Gami AS, Hodge DO, Herges RM, Olson EJ, Nykodym J, Kara T, et al
. Obstructive sleep apnea, obesity, and the risk of incident atrial fibrillation. J Am Coll Cardiol 2007;49:565-71.
Tanigawa T, Yamagishi K, Sakurai S, Muraki I, Noda H, Shimamoto T, et al
. Arterial oxygen desaturation during sleep and atrial fibrillation. Heart 2006;92:1854-5.
Kirchhof P, Benussi S, Kotecha D, Ahlsson A, Atar D, Casadei B, et al
. 2016 ESC Guidelines for the management of atrial fibrillation developed in collaboration with EACTS. Eur Heart J 2016;37:2893-962.
Seyis S, Usalan AK, Rencuzogullari I, Kurmuş Ö, Gungen AC. The Effects of Continuous Positive Airway Pressure on Premature Ventricular Contractions and Ventricular Wall Stress in Patients with Heart Failure and Sleep Apnea. Can Respir J 2018;2018:2027061.
Abumuamar AM, Mollayeva T, Sandor P, Newman D, Nanthakumar K, Shapiro CM, et al
. Efficacy of continuous positive airway pressure treatment in patients with cardiac arrhythmia and obstructive sleep apnea: what is the evidence? SAGE. Clin Med Insights Ther 2017;9:1-10.
Rossi VA, Stradling JR, Kohler M. Effects of obstructive sleep apnoea on heart rhythm. Eur Respir J 2013;41:1439-51.
Simantirakis EN, Schiza SI, Marketou ME, Chrysostomakis SI, Chlouverakis GI, Klapsinos NC, et al
. Severe bradyarrhythmias in patients with sleep apnoea: The effect of continuous positive airway pressure treatment: A long-term evaluation using an insertable loop recorder. Eur Heart J 2004;25:1070-6.
Maeno K, Kasai A, Setsuda M, Nishiyama A, Sakabe S, Ohnishi T, et al
. Advanced atrioventricular block induced by obstructive sleep apnea before oxygen desaturation. Heart Vessels 2009;24:236-40.
Filgueiras-Rama D, Arias MA, Iniesta A, Armada E, Merino JL, Peinado R, et al
. Atrial arrhythmias in obstructive sleep apnea: Underlying mechanisms and implications in the clinical setting. Pulm Med 2013;2013:426758.
Wu X, Liu Z, Chang SC, Fu C, Li W, Jiang H, et al

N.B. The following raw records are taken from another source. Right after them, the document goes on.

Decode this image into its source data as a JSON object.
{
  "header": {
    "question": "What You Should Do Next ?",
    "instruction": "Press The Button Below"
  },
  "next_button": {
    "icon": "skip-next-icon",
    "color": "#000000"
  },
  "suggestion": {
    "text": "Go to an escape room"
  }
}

. Screening and managing obstructive sleep apnoea in nocturnal heart block patients: An observational study. Respir Res 2016;17:16.
Garrigue S, Pépin JL, Defaye P, Murgatroyd F, Poezevara Y, Clémenty J, et al
. High prevalence of sleep apnea syndrome in patients with long-term pacing: The European Multicenter Polysomnographic Study. Circulation 2007;115:1703-9.
Soltaninejad F, Sadeghi A, Amra B. Compliance with continuous positive airway pressure in Persian patients with obstructive sleep apnea. J Res Med Sci 2017;22:114.
] [Full text]
[Table 1], [Table 2], [Table 3]